The Wixarika people, after campaigning for seventeen straight months to protect their sacred territory, have been granted a major reprieve by the federal courts in Mexico. As of this moment, the intention to exploit natural resources through 38 mineral concessions in the sacred territory of Wirikuta is suspended; and no further mining permits can be granted as long as the core of the matter (the Wixarika'a concerns) remains unresolved.
A Nyoongar Tent Embassy was established in response to a Billion dollar proposal by the Western Australia government that would force the Nyoongar People to surrender their land title, permanently. Many of those involved in the Embassy are local Indigenous activists who just finished commemorating the 40th anniversary of the iconic Aboriginal Tent Embassy in front of the Old Parliament House in Canberra. The City of Perth, however, considers the Nyoongar Tent Embassy to be illegal. On at least three separate occasions they've tried to shut it down.
Malaysian communities have asked the Malaysia government to immediately halt their plans to build twelve new hydroelectric dams in Sarawak and to hold a referendum on dam construction. The call arrived on the heels of an important conference that was organized by the newly formed Save Rivers Network. Participants at the conference similarly called for an end to the dams, which threaten to displace tens of thousands of Indigenous peoples. Conference members also called for government to start promoting micro-hydro, solar, wind and biomass energy generation instead of mega-dams.
The Belize Department of Geology and Petroleum announced that it will order US Capital Energy to halt all illegal seismic work on a Maya community's lands and remove all markers it placed along a seismic trail the company cut through it. The community is presently waiting for a written copy of the Geology and Petroleum Department’s order to US Capital.

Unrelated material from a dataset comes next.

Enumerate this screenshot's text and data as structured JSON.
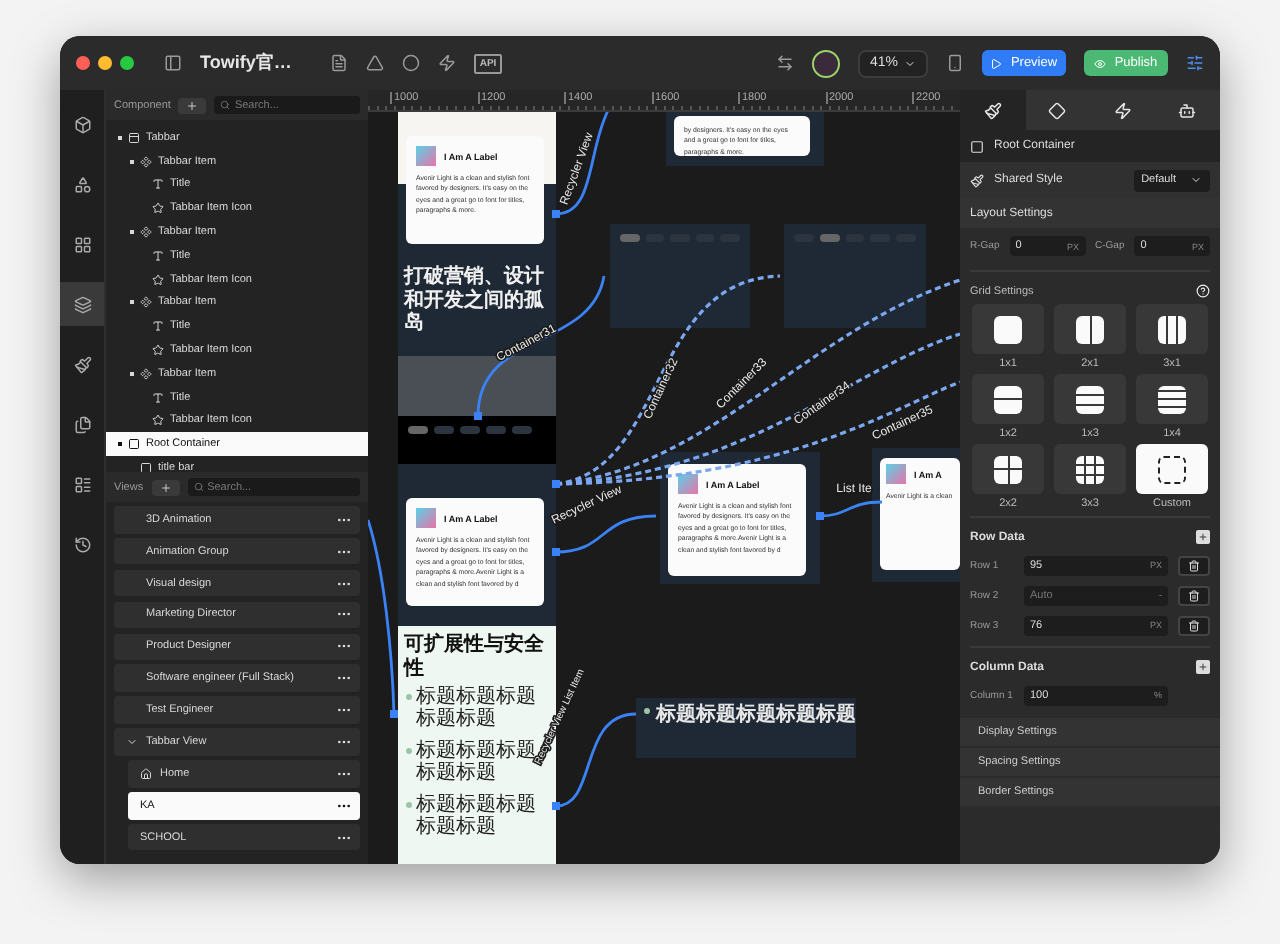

The Enxet community of Yakye Axa--after living next to a major highway for nearly two decades without access to water, regular food supplies or land to cultivate--can finally return to a normal way of life in southeastern Paraguay. A new land deal between Paraguayan authorities and a land owner ensures the long-displaced community can to return to their ancestral lands.
Visit Intercontinental Cry to read about these issues and many others.